JpGU-AGU Joint Meeting 2017

Presentation information

[JJ] Oral

S (Solid Earth Sciences) » S-RD Resources, Mineral Deposit & Resource Exploration

[S-RD39] [JJ] Resource geology

Thu. May 25, 2017 10:45 AM - 12:15 PM A07 (Tokyo Bay Makuhari Hall)

convener:Tsubasa Otake(Division of Sustainable Resources Engineering, Faculty of Engineering, Hokkaido University), Tatsuo Nozaki(Research and Development Center for Submarine Resources, Japan Agency for Marine-Earth Science and Technology), Kenzo Sanematsu(Mineral Resource Research Group, Institute for Geo-Resources and Environment, Geological Survey of Japan, National Institute of Advanced Industrial Science and Technology), Ryohei Takahashi(Graduate School of International Resource Sciences, Akita University), Chairperson:Ryohei Takahashi(Graduate School of International Resource Sciences, Akita University)

12:00 PM - 12:15 PM

[SRD39-11] Fe isotope fractionations relating to the ore formation processes in volcanogenic massive sulfide deposits

*Tsubasa Otake1, Shunsuke Nakamura1, Ryoichi Yamada2, Ki-Cheol Shin3, Shuji Ono1, Tsutomu Sato1 (1.Division of Sustainable Resources Engineering, Faculty of Engineering, Hokkaido University, 2.Department of Earth Science, Graduate School of Science, Tohoku University, 3.RIHN center, Research Institute for Humanity and Nature)

Keywords:Fe isotope, VMS deposit, Chemical Sedimentary rock, Seafloor hydrothermal activity

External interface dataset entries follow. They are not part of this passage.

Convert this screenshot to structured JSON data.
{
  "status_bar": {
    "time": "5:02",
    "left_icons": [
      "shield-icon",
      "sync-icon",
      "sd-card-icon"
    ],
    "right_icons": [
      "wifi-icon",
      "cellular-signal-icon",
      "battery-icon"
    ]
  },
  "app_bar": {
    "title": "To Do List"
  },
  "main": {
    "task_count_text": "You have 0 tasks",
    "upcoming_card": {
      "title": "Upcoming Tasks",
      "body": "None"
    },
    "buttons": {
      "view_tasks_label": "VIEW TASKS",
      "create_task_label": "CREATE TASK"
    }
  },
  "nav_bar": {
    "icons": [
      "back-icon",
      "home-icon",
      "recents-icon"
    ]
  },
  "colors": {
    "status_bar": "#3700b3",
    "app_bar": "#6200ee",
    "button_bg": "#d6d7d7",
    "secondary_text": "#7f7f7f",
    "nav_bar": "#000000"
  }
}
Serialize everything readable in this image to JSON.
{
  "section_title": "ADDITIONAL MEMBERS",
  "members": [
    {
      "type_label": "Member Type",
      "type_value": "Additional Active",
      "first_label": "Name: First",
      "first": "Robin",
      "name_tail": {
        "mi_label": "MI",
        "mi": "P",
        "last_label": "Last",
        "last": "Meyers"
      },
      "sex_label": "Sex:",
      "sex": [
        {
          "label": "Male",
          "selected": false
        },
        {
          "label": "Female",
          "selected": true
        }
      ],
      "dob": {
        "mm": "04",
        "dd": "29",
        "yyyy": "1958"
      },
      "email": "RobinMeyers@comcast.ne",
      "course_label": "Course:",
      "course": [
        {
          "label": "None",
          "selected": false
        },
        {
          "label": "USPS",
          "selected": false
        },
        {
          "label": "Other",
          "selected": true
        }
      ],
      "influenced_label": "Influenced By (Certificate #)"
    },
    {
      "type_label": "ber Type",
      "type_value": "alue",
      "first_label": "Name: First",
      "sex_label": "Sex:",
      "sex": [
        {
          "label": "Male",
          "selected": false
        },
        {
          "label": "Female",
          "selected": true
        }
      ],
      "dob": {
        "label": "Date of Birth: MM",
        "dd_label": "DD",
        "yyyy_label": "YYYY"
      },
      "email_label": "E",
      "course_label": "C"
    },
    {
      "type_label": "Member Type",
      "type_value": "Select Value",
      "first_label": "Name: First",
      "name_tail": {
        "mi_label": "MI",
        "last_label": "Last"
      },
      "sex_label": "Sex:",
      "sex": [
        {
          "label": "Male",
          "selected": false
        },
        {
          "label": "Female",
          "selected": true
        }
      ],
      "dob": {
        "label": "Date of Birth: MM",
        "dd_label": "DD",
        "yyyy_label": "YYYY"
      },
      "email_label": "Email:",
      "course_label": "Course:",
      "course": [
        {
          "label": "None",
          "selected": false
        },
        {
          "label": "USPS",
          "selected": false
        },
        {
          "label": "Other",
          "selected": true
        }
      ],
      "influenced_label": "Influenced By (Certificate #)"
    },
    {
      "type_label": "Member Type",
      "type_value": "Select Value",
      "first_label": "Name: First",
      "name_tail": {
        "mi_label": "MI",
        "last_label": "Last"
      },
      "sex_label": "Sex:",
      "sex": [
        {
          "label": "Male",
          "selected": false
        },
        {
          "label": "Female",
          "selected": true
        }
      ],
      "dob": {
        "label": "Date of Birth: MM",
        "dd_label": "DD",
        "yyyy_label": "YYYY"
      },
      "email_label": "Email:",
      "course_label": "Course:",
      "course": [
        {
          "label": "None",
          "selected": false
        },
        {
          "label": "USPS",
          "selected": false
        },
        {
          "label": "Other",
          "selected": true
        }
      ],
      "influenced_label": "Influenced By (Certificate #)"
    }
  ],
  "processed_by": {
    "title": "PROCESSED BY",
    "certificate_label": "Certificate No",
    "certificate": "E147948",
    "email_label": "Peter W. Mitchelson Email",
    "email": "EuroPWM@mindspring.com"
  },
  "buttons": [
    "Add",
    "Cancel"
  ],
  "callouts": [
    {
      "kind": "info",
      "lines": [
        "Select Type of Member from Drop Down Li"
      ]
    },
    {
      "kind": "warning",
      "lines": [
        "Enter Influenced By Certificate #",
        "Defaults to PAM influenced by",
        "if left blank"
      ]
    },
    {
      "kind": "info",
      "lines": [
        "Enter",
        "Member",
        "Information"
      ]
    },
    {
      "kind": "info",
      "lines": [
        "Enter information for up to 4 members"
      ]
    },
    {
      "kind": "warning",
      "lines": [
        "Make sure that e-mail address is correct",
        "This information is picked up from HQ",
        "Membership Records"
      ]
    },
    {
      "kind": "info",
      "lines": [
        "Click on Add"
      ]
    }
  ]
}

The Hokuroku district in Northeast Japan hosts many large volcanogenic massive sulfide (VMS) deposits called Kuroko deposits, which were formed around 15 Ma by ancient submarine hydrothermal activity. Because they are composed of sulfide minerals that are stable in a reducing environment, redox environment on the seafloor during the formation of Kuroko deposit may play an important role in the preservation of the sulfide ores. Furthermore, factors controlling the size and grade for VMS deposits have not been well understood. Previous studies have shown that Fe isotope ratios as well as Rare Earth Element (REE) patterns of ferruginous cherts that associated with Kuroko deposits may reflect the depositional environments. However, sulfides containing in the sedimentary rocks may affect the bulk Fe isotope ratio. Therefore, the objective of this study is to understand formation processes of a large and high-grade VMS deposit based on Fe isotope variations in the sulfide ores and ferruginous cherts with considering the effect of Fe mineralogy to the bulk Fe isotope ratios.
Studies samples were obtained from several VMS deposits from the Hokuroku district as well as Palmer deposit in Alaska, USA. Microscopic observations of the polished sections and the major element contents obtained by X-ray Florescence (XRF) analysis demonstrated that the samples are typical black ores, containing sphalerite and galena, yellow ores, containing chalcopyrite and pyrite, and ferruginous cherts, containing quartz and minute grains of hematite. Some ferruginous cherts also contains iron sulfide (e.g., pyrite, pyrrhotite) as it was concerned. Most ferruginous chert samples also show a distinct positive Eu anomaly in their REE patterns, suggesting that they are affected by high temperature hydrothermal fluids. Fe isotope ratios of sulfide minerals physically separated from ferruginous chert samples were not significantly different from those of the bulk samples, indicating that the presence of iron sulfides in the ferruginous cherts does not affect the bulk Fe isotope ratio. The bulk Fe isotope analysis of ferruginous chert samples from all the studied deposits using multi-collector inductively coupled plasma-mass spectrometry (MC-ICP-MS) shows large variations in the δ56Fe values (-1.55–+2.04‰). The variations in Fe isotope ratios suggest that partial oxidation of dissolved ferrous iron occurred by mixing ferrous iron-bearing anoxic water with oxygen-bearing seawater, and therefore that the sea-floor of the Hokuroku basin was likely anoxic during the formation of Kuroko deposits. Furthermore, while samples from some deposits (e.g., Matsumine, Kosaka) tend to show more negative δ56Fe values, those from other deposits (e.g., Fukazawa, Palmer) tends to show more positive δ56Fe values. The difference may be stemmed from their formation processes. Near equilibrium conditions between hydrothermal fluids and sulfides in the ore bodies by a long-term circulation may have lead to a steady δ56Fe value (e.g., -0.5‰) of dissolved iron in the hydrothermal fluids and negative values of ferruginous chert by a Raleigh-type fractionation. On the other hand, rapid precipitation of sulfides ore body under dynamic conditions may have caused a kinetic isotope fractionation, leading to shift δ56Fe value of both hydrothermal fluids and ferruginous cherts to more positive values.